Why do car companies design cars with parts that are so hard to access (e.g. bolts, etc.)?
Back in the golden era of automobiles, cars were sold with the assumption that most people would be doing their own repairs, and designed with a (mostly) logical layout in the engine compartment so everything was easy to reach, adjust, remove, and replace.
Today, service is a profit center - for franchise dealerships, the big money isn't in sales, it’s in service. The layout of the engine compartment is designed using CAD software to maximize space, require special tools, more computer-controlled functionality instead of mechanical, and generally make access to components more challenging - which encourages (and sometimes forces) more people to go to the dealer for service and buy parts directly from the manufacturer.
On many vehicles, even just replacing a factory part with an aftermarket one leads to problems. A couple years ago I was seeing an O2 sensor code in a new Jeep, so I changed it out with a brand new Bosch sensor - keep in mind that Bosch practically invented the O2 sensor, and set the standard everyone else follows. Their quality is top notch. Yet, within a day after the swap, I started seeing other error codes that had nothing to do with the sensor. Thinking maybe I had a bad one, or it was for the wrong vehicle, I replaced it again and still had weird unrelated error codes. So I have a friend pull his factory sensor, tried it in mine, and immediately the random error codes stopped. The vehicle needed a factory part to work properly. Of course, the sensor from the manufacturer was $85 vs $22 for the Bosch.
I’ve seen this happen before with other vehicles and parts too … try changing the battery out in a C6 Corvette (2005 or newer) with anything but a Delco battery, and you’ll get charging system warnings on the screen, even when the specs are identical.
And if you have a BMW or Mercedes, anyone will tell you that if you ignore the service interval light, guess what, something will need to be serviced shortly thereafter.

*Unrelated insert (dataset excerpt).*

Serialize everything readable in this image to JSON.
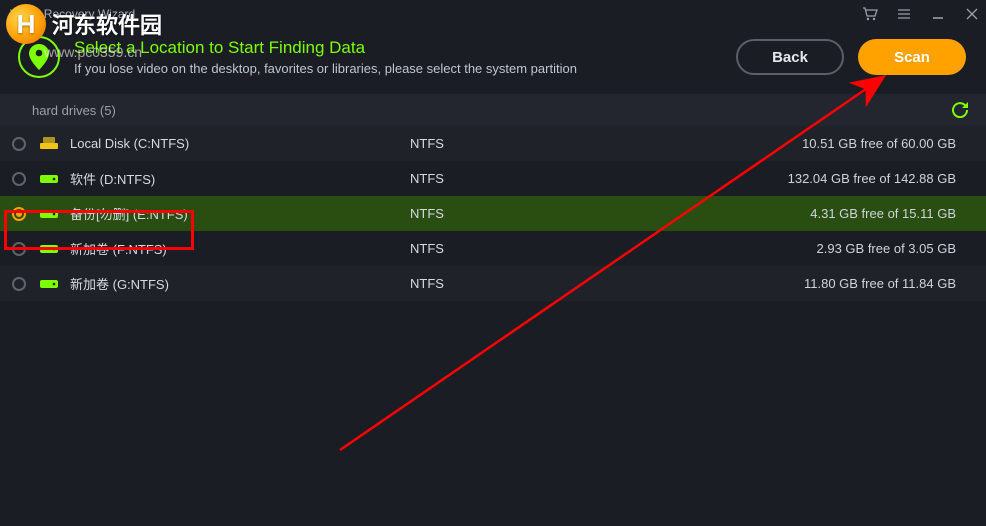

Follow the money trail. If something doesn't make sense to you, it probably makes perfect sense to them. It keeps their hands in your pockets.